The Gunpowder Plot
Why do Brits light fires and let off fireworks on 5 November? It's all because of Guy Fawkes
The gunpowder plotter ... Guy Fawkes masks and (inset) a portrait of the real Guy Fawkes.
KIDS who go to school in the UK learn a little rhyme that goes like this: "Remember, remember the fifth of November gunpowder treason and plot..."
OK, you probably have no idea what we’re talking about, but this little rhyme explains why us Brits spend the evening of November 5 lighting bonfires and letting off fireworks. The rhyme refers to November 5th 1605 - the date when a man called Guy Fawkes planned to blow up the Houses of Parliament. Nowadays it’s known as Bonfire Night or Guy Fawkes Night.

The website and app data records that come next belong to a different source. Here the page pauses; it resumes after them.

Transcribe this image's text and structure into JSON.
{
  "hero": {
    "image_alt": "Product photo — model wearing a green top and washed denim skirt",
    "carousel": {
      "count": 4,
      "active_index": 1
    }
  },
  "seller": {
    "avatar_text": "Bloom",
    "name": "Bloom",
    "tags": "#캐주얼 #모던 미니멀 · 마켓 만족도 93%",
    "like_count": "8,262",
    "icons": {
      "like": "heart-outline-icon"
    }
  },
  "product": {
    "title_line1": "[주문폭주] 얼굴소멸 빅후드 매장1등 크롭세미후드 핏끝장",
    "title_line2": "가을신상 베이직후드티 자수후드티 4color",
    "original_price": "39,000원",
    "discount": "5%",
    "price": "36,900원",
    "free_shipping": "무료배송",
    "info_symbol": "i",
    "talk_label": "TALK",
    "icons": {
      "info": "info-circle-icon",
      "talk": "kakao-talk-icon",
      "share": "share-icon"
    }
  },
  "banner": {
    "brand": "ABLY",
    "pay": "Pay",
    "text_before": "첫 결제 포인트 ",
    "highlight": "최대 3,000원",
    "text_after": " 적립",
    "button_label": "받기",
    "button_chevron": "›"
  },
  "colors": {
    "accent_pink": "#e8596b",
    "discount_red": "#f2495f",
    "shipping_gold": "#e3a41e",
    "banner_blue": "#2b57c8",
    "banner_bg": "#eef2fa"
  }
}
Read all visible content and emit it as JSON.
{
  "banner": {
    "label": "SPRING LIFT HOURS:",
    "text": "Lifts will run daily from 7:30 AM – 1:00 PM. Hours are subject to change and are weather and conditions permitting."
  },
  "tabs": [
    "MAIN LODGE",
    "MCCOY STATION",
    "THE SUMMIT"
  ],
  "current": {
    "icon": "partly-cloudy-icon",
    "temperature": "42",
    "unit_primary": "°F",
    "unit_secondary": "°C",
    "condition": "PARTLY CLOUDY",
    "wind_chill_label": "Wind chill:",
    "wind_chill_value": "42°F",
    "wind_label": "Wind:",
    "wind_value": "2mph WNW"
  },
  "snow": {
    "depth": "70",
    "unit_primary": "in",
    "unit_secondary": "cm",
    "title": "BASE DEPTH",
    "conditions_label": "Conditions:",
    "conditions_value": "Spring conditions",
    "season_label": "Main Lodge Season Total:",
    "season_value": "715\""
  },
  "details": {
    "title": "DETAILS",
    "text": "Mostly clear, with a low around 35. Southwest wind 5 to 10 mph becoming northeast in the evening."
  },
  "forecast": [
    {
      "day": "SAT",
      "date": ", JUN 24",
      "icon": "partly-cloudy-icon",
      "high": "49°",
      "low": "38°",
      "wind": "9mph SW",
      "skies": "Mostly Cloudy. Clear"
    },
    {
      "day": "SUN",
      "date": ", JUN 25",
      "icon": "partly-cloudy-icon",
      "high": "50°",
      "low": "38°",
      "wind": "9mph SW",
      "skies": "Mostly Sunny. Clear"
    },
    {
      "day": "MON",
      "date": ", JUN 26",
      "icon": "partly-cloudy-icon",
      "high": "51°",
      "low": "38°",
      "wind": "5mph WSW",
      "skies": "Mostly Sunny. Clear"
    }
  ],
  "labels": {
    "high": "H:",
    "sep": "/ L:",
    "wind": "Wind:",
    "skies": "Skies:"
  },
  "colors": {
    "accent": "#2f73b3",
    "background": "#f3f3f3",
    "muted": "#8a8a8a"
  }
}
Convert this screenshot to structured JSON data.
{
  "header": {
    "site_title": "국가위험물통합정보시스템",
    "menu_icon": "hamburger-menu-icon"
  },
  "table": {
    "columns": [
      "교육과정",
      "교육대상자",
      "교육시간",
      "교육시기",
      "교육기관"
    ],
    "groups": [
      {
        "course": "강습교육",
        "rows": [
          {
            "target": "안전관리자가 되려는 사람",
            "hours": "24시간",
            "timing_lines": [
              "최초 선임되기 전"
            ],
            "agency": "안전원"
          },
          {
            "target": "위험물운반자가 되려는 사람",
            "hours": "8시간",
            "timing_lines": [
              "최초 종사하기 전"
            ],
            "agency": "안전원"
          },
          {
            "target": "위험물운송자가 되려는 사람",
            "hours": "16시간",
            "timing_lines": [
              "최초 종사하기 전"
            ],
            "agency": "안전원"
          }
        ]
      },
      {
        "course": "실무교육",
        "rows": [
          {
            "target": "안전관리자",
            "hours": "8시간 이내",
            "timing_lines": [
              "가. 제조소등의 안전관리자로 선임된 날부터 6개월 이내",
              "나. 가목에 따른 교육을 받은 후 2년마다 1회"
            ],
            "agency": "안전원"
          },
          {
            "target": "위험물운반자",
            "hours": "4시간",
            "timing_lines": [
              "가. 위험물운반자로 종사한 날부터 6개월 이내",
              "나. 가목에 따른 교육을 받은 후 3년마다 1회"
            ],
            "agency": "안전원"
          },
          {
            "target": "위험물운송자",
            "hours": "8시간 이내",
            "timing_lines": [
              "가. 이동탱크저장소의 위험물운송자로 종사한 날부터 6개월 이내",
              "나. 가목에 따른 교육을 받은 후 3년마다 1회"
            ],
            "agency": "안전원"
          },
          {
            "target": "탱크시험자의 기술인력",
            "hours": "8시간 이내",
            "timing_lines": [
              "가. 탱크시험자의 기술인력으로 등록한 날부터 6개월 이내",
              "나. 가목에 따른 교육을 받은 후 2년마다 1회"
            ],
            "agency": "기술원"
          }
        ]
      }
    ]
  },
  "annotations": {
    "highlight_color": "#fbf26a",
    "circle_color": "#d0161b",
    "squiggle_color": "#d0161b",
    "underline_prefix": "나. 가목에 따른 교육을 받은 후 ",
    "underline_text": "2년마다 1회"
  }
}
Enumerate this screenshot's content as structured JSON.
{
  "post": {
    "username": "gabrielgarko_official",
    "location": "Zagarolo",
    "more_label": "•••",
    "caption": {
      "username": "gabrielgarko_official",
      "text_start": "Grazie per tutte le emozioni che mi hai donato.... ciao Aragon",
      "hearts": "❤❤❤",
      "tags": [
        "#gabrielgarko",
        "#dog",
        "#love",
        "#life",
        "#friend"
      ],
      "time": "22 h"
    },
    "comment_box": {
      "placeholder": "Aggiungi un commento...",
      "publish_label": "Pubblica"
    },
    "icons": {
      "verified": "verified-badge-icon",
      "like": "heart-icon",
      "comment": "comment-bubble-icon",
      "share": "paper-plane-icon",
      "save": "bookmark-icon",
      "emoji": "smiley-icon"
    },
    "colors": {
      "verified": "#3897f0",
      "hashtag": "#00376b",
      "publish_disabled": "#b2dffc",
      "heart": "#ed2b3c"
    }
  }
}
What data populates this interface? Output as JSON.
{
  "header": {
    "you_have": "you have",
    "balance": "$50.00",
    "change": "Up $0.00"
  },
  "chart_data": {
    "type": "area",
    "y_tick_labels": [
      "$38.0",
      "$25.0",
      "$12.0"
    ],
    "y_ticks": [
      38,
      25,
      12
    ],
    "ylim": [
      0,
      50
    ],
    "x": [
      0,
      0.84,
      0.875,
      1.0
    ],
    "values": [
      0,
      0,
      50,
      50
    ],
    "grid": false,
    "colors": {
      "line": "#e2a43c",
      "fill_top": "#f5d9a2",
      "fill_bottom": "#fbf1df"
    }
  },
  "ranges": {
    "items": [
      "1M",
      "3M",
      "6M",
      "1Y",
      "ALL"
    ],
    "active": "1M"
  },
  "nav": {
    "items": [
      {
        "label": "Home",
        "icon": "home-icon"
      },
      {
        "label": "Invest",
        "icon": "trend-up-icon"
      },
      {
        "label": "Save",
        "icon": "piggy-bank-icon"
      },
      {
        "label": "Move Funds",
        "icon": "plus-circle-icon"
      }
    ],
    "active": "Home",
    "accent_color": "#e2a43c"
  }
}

The Gunpowder Plot, as it came to be known, was hatched in May 1604 by a group of men that included Guy Fawkes. They planned to blow up both King James I and The Houses of Parliament on 5 November, 1605 - the day Parliament opened.
The plot was born out of anger. The men believed King James I had gone back on his promise to stop the mistreatment of Catholics who were forced to practice their religion in secrecy. Rather than putting a stop to the mistreatment, King James I passed more laws against them.
The plotters bought a house with a cellar (basement) that extended under the Houses of Parliament. They filled it with barrels of gunpowder.
A total of 36 barrels (nearly two tons) of gunpowder were hidden and Guy Fawkes had the job of lighting the fuse. But the plan failed when Lord Monteagle received an anonymous letter on 26 October,1605 urging him not to attend the opening of Parliament. The letter was shown to the King, which led to the discovery of the gunpowder. Guy Fawkes was arrested on the night of November 4th as he entered the cellar.
Though he would be classed as a ‘terrorist’ in today’s world, many people regard Fawkes as a hero because he tried to fight wrongdoing in the only way he could.
What happened to Guy Fawkes?
Fawkes was the first to be caught (which is why he’s so famous) and taken to the Tower of London to be questioned and tortured. He eventually told the truth and his punishment was to be hung, drawn and quartered (chopped into four pieces.) – how gruesome! Over time the other conspirators were also caught and executed except for one – Francis Tresham.
Who sent the letter that foiled the plot?
It’s believed Monteagle’s brother in law, Francis Tresham (who was part of the group, and the only one who was not executed) sent the letter, though this was never proven. Recent historians argue Lord Monteagle and Robert Cecil (King James I’s chief minister) were working together with Francis Tresham to set up Fawkes and the other conspirators as a way to further people’s hatred towards Catholics.
Why the bonfires and fireworks?
In celebration of his survival, King James I ordered that people have a bonfire on the night of November 5th. The tradition has continued and now people around the UK (except in Northern Ireland) do the same every November 5th.
Did you know?
• Guy Fawkes’ name was actually ‘Guido’ – he adopted this name whilst fighting for the Spanish.
• He was actually born a protestant but converted to Catholicism when he was he was 16.
• Though Guy Fawkes had one of the most important roles in The Gunpowder Plot, he wasn’t the main person behind the plot.
• There was enough gunpowder to blow up the entire building and cause considerable damage to buildings (not to mention people) within a one mile radius.
• Some believe that even if Guy Fawkes wasn’t caught the plot would still have been unsuccessful because the gunpowder was too old to be of any use.
• In 2002 Guy Fawkes was named as the 30th Greatest Britain in a poll conducted by the BBC!
• Another reason Guy Fawkes wanted to kill King James I was because he was Scottish and many English people did not want a Scot to rule the country (back then Scotland and England were separate countries).
• An empty island north of Santa Cruz Island is named Isla Guy Fawkes (Guy Fawkes Island) it’s questioned whether he planned to escape there.